artificial membranes, atomic force microscopy, energy, osmosis, sodium chloride, strength (mechanics)
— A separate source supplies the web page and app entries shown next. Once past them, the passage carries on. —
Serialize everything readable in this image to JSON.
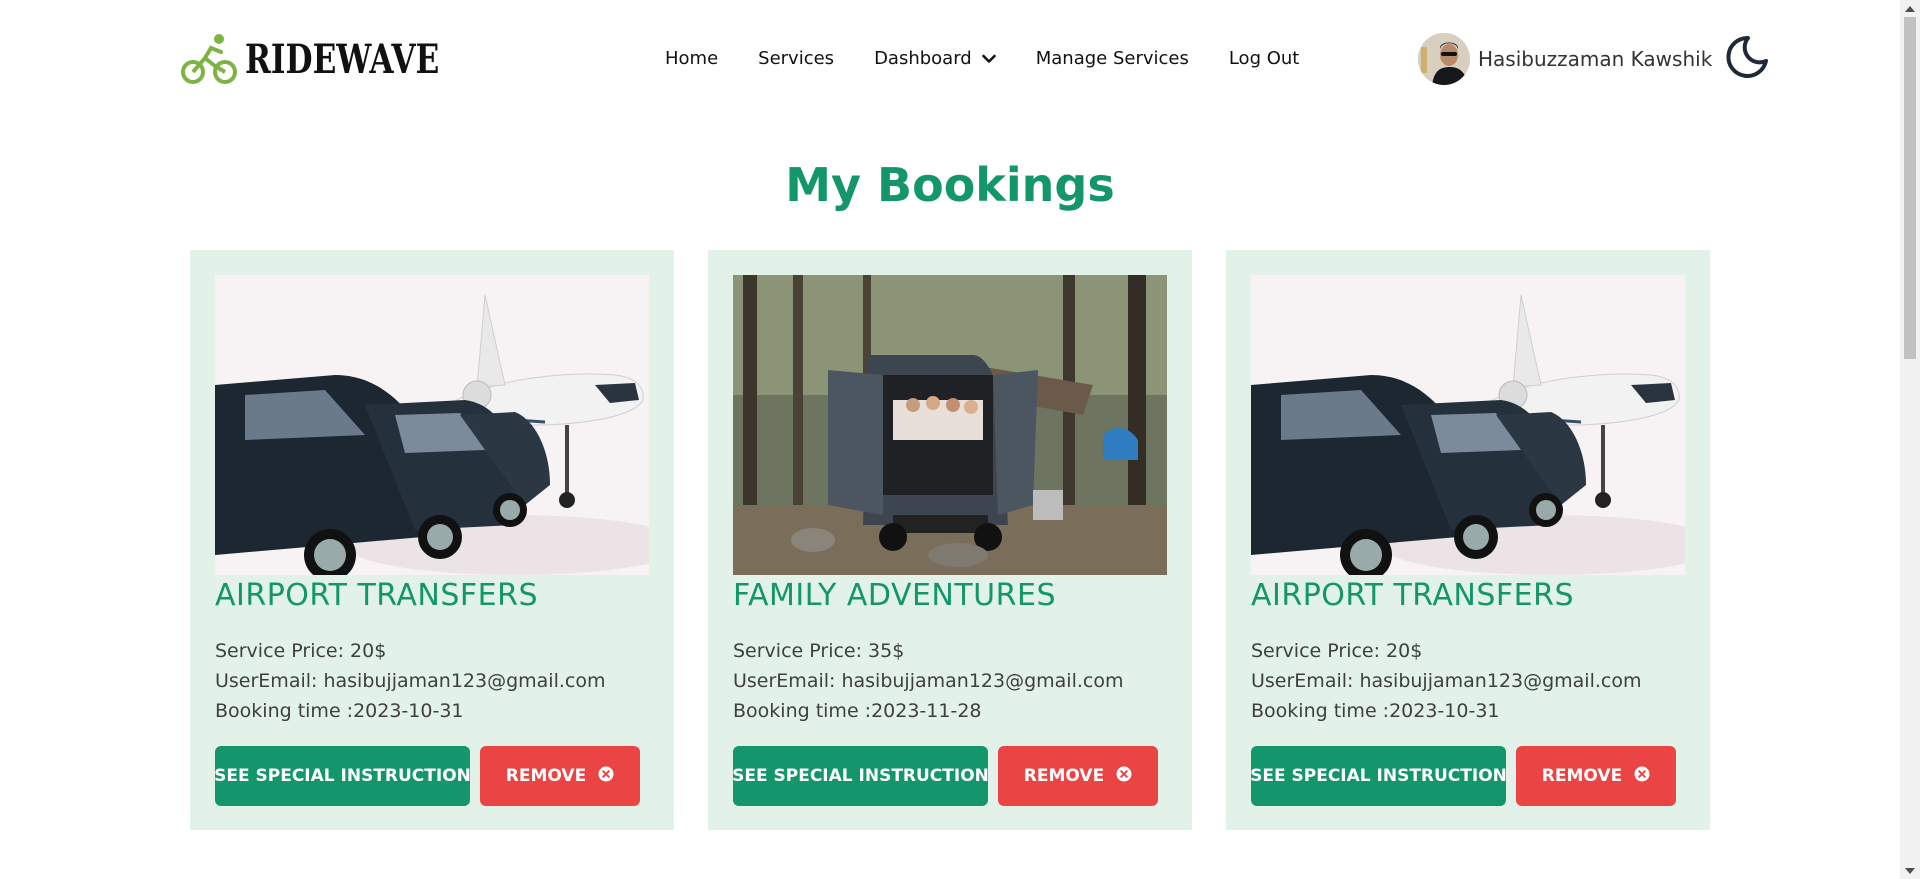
{
  "brand": {
    "name": "RIDEWAVE",
    "logo_icon": "cyclist-icon",
    "accent": "#8bc34a"
  },
  "nav": {
    "items": [
      {
        "label": "Home"
      },
      {
        "label": "Services"
      },
      {
        "label": "Dashboard"
      },
      {
        "label": "Manage Services"
      },
      {
        "label": "Log Out"
      }
    ]
  },
  "user": {
    "name": "Hasibuzzaman Kawshik",
    "theme_icon": "moon-icon"
  },
  "page": {
    "title": "My Bookings"
  },
  "colors": {
    "primary": "#13966b",
    "danger": "#ea4444",
    "card_bg": "#e2f2e9"
  },
  "bookings": [
    {
      "title": "AIRPORT TRANSFERS",
      "price": "Service Price: 20$",
      "email": "UserEmail: hasibujjaman123@gmail.com",
      "time": "Booking time :2023-10-31",
      "instruction_label": "SEE SPECIAL INSTRUCTION",
      "remove_label": "REMOVE",
      "image": "cars-and-private-jet-image"
    },
    {
      "title": "FAMILY ADVENTURES",
      "price": "Service Price: 35$",
      "email": "UserEmail: hasibujjaman123@gmail.com",
      "time": "Booking time :2023-11-28",
      "instruction_label": "SEE SPECIAL INSTRUCTION",
      "remove_label": "REMOVE",
      "image": "camper-van-forest-image"
    },
    {
      "title": "AIRPORT TRANSFERS",
      "price": "Service Price: 20$",
      "email": "UserEmail: hasibujjaman123@gmail.com",
      "time": "Booking time :2023-10-31",
      "instruction_label": "SEE SPECIAL INSTRUCTION",
      "remove_label": "REMOVE",
      "image": "cars-and-private-jet-image"
    }
  ]
}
Pressure retarded osmosis (PRO) is a promising energy harvesting technique. However, when polymeric hollow fiber membrane is used for the PRO process, the mechanical strength of the membrane is a big concern. As hollow fiber membrane is self-supported and due to its polymeric nature, it may gradually deform over time under high pressure loading, or membrane “creeping” will occur. Current work is the first attempt to analyze the membrane creeping phenomenon of a novel thin film composite (TFC) hollow fiber. The membrane creeping was evaluated via nanoindentation by using atomic force microscope (AFM). A non-stop 200-hour PRO test and integrity check, which have not been reported previously, were carried out to investigate the membrane performance under various operating pressures. The results show that the membrane is able to produce a stable power density output of 19.2W/m² at 15.0bar, using 1.0M NaCl as the draw solution and DI water as the feed water. Membrane creeping was observed when the applied pressure exceeded the safe operation limit (or the flux turning point, where the membrane flux started to increase with increasing applied pressure in the PRO mode), which caused an irreversible damage to the membranes. This study identified safe and optimum operation conditions of the laboratory-made PRO hollow fiber membrane to achieve the most favorable PRO performance. It provides guidance for practical applications of polymeric hollow fiber membranes in PRO process.